» Entries provided:
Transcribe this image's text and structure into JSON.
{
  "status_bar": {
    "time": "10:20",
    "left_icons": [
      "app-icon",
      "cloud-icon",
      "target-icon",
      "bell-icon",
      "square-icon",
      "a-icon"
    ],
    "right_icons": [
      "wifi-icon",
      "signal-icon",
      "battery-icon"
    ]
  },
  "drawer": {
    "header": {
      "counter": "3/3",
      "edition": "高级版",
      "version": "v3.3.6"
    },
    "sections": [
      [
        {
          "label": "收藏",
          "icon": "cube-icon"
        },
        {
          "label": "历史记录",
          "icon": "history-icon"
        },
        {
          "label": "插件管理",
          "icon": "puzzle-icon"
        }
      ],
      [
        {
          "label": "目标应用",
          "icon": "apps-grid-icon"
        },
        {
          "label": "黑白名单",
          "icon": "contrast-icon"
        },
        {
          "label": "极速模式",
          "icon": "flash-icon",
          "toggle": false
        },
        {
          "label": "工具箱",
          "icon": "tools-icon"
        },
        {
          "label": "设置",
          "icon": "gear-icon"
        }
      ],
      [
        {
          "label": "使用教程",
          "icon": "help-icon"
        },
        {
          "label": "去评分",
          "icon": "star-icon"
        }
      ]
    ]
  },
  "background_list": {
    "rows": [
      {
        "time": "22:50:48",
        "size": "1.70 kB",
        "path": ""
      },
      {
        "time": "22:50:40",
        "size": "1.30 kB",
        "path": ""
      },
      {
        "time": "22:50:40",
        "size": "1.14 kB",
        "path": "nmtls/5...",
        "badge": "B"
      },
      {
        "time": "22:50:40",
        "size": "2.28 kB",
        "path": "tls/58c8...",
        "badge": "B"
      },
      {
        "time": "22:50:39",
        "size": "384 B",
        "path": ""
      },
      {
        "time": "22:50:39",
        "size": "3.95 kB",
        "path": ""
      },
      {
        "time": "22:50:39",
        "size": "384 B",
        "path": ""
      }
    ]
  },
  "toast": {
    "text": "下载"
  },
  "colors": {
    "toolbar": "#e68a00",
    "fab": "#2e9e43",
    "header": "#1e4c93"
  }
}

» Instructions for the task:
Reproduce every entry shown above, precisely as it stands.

» Answer for this exercise:
Transcribe this image's text and structure into JSON.
{
  "status_bar": {
    "time": "10:20",
    "left_icons": [
      "app-icon",
      "cloud-icon",
      "target-icon",
      "bell-icon",
      "square-icon",
      "a-icon"
    ],
    "right_icons": [
      "wifi-icon",
      "signal-icon",
      "battery-icon"
    ]
  },
  "drawer": {
    "header": {
      "counter": "3/3",
      "edition": "高级版",
      "version": "v3.3.6"
    },
    "sections": [
      [
        {
          "label": "收藏",
          "icon": "cube-icon"
        },
        {
          "label": "历史记录",
          "icon": "history-icon"
        },
        {
          "label": "插件管理",
          "icon": "puzzle-icon"
        }
      ],
      [
        {
          "label": "目标应用",
          "icon": "apps-grid-icon"
        },
        {
          "label": "黑白名单",
          "icon": "contrast-icon"
        },
        {
          "label": "极速模式",
          "icon": "flash-icon",
          "toggle": false
        },
        {
          "label": "工具箱",
          "icon": "tools-icon"
        },
        {
          "label": "设置",
          "icon": "gear-icon"
        }
      ],
      [
        {
          "label": "使用教程",
          "icon": "help-icon"
        },
        {
          "label": "去评分",
          "icon": "star-icon"
        }
      ]
    ]
  },
  "background_list": {
    "rows": [
      {
        "time": "22:50:48",
        "size": "1.70 kB",
        "path": ""
      },
      {
        "time": "22:50:40",
        "size": "1.30 kB",
        "path": ""
      },
      {
        "time": "22:50:40",
        "size": "1.14 kB",
        "path": "nmtls/5...",
        "badge": "B"
      },
      {
        "time": "22:50:40",
        "size": "2.28 kB",
        "path": "tls/58c8...",
        "badge": "B"
      },
      {
        "time": "22:50:39",
        "size": "384 B",
        "path": ""
      },
      {
        "time": "22:50:39",
        "size": "3.95 kB",
        "path": ""
      },
      {
        "time": "22:50:39",
        "size": "384 B",
        "path": ""
      }
    ]
  },
  "toast": {
    "text": "下载"
  },
  "colors": {
    "toolbar": "#e68a00",
    "fab": "#2e9e43",
    "header": "#1e4c93"
  }
}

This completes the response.